_Your objective_. Count the lines below that contain "project". Give only the number.

Data section Block Start

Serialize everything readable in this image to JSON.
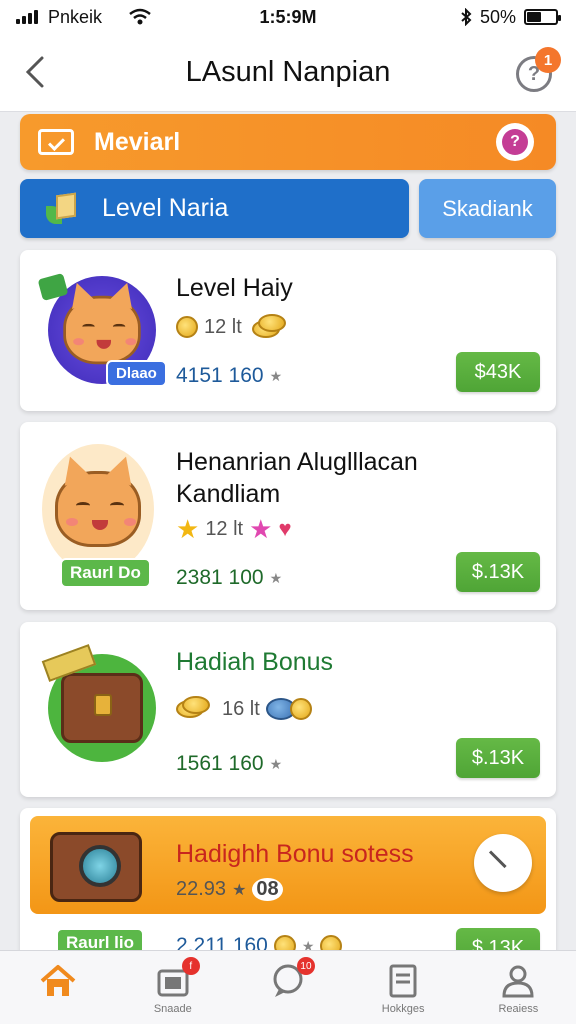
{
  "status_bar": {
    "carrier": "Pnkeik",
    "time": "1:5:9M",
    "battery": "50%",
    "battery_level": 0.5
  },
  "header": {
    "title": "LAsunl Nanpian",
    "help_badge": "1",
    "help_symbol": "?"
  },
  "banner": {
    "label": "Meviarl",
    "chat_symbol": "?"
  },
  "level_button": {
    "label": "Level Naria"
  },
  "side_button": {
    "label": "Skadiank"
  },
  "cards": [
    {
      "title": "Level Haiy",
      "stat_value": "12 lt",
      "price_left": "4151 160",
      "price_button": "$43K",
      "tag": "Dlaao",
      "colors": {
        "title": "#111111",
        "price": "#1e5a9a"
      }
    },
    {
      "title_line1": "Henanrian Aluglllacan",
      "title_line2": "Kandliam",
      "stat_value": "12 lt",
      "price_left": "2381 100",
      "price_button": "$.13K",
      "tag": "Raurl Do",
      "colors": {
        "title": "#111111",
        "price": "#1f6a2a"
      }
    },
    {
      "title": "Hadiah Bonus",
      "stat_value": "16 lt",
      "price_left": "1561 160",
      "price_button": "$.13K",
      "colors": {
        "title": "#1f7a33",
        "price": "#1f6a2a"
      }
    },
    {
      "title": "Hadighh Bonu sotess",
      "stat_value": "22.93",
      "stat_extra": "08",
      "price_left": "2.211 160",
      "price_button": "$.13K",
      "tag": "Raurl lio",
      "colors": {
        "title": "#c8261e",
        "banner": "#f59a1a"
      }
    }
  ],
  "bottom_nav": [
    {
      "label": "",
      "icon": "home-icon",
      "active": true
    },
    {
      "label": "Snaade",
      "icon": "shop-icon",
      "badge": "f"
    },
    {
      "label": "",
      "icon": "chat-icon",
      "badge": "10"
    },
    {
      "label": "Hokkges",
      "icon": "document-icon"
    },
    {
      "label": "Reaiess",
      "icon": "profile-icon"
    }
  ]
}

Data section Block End
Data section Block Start

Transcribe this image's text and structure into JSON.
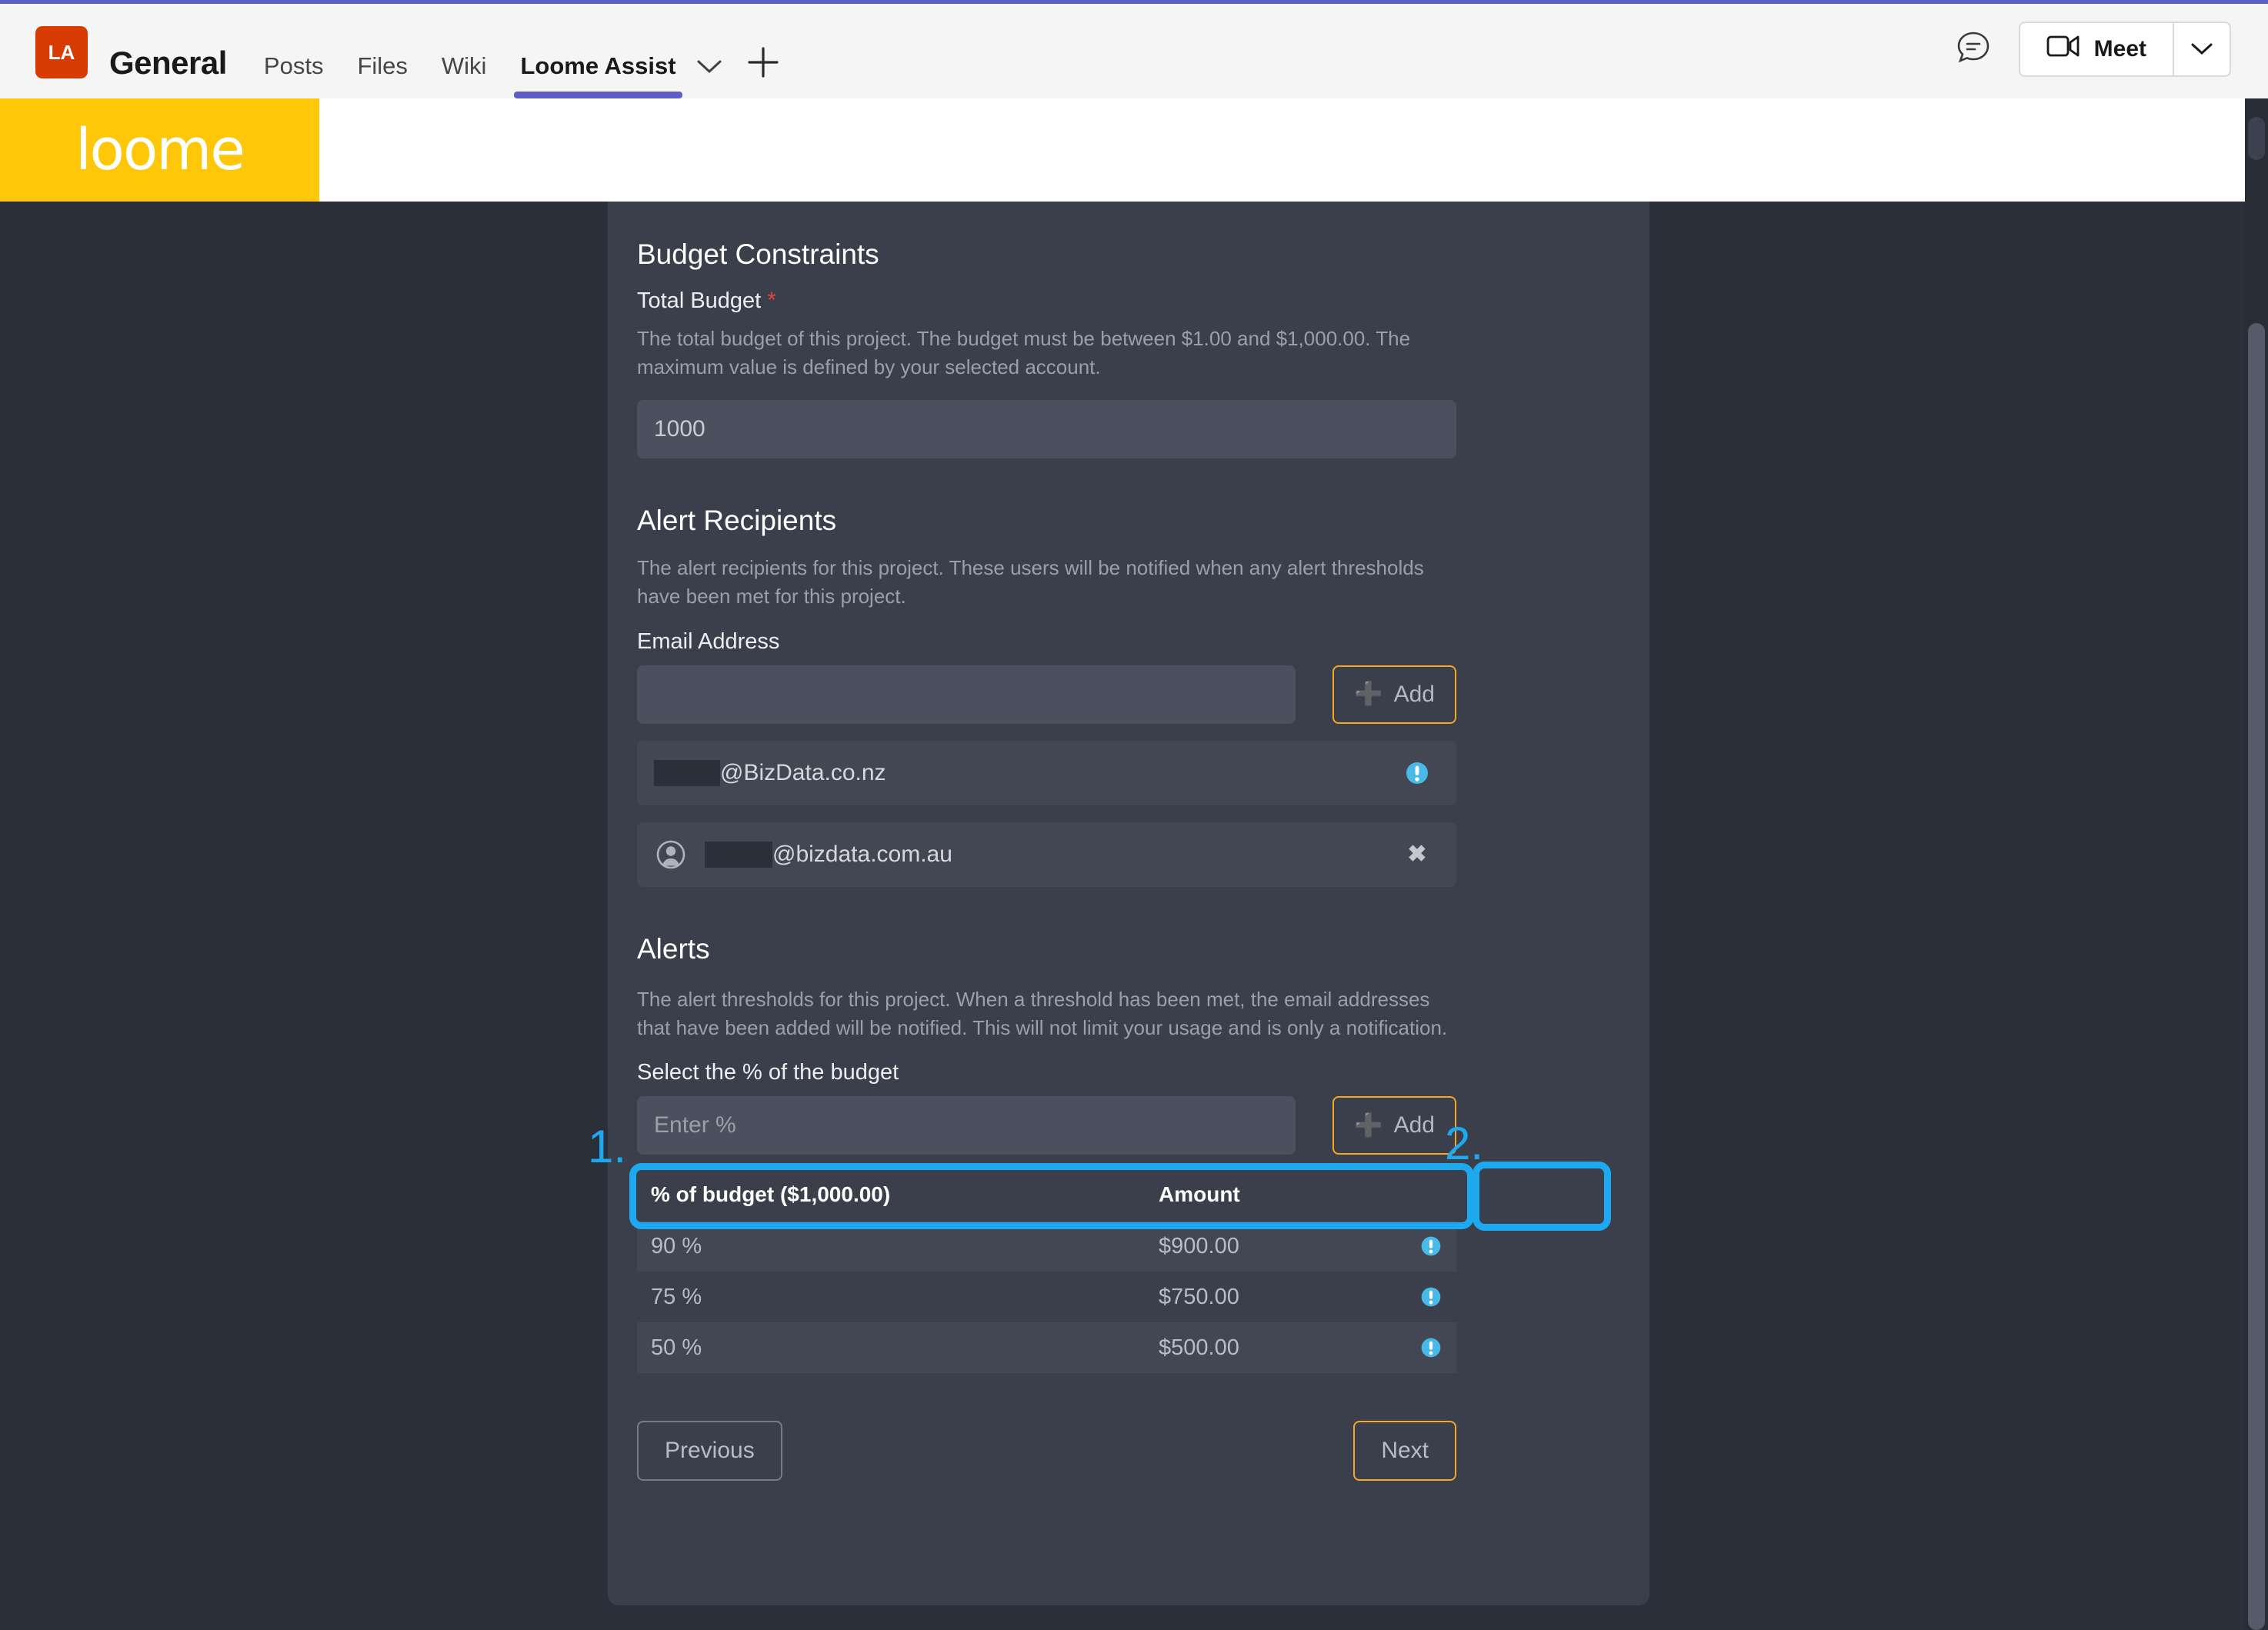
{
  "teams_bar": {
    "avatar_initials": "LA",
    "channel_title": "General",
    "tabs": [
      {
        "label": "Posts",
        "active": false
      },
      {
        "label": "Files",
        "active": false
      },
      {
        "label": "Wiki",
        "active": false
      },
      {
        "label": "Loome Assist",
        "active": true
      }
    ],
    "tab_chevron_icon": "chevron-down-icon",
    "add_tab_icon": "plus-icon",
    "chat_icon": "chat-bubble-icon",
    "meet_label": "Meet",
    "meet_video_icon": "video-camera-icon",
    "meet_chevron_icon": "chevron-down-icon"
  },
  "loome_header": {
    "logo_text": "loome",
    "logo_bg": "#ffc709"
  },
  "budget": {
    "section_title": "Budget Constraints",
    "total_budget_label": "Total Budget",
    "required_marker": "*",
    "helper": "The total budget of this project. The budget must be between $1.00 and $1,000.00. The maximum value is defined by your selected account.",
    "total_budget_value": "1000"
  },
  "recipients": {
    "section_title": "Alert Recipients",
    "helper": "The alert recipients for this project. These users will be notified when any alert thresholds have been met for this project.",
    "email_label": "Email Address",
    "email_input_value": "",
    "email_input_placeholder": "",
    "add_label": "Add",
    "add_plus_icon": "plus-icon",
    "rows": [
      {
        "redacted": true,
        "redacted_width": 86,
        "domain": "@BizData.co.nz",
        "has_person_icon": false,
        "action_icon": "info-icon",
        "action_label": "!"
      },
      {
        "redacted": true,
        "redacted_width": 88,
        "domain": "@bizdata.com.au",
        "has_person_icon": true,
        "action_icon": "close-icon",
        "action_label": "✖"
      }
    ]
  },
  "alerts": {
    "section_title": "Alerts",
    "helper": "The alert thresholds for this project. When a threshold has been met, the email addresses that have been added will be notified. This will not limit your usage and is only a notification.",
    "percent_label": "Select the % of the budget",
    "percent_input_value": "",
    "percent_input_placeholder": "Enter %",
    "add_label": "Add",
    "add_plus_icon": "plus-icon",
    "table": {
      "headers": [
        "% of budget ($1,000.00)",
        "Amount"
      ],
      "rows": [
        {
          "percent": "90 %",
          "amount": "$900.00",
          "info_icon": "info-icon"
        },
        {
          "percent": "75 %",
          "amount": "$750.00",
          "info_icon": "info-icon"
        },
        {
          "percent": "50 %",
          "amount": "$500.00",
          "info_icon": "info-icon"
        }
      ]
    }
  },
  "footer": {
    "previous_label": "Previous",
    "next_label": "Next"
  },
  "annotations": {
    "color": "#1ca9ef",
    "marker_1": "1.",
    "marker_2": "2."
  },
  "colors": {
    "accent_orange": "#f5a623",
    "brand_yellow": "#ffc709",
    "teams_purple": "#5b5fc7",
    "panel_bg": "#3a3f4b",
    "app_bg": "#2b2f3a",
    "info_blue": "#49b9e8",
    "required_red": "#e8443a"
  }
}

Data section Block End

_Solved exercise_. 3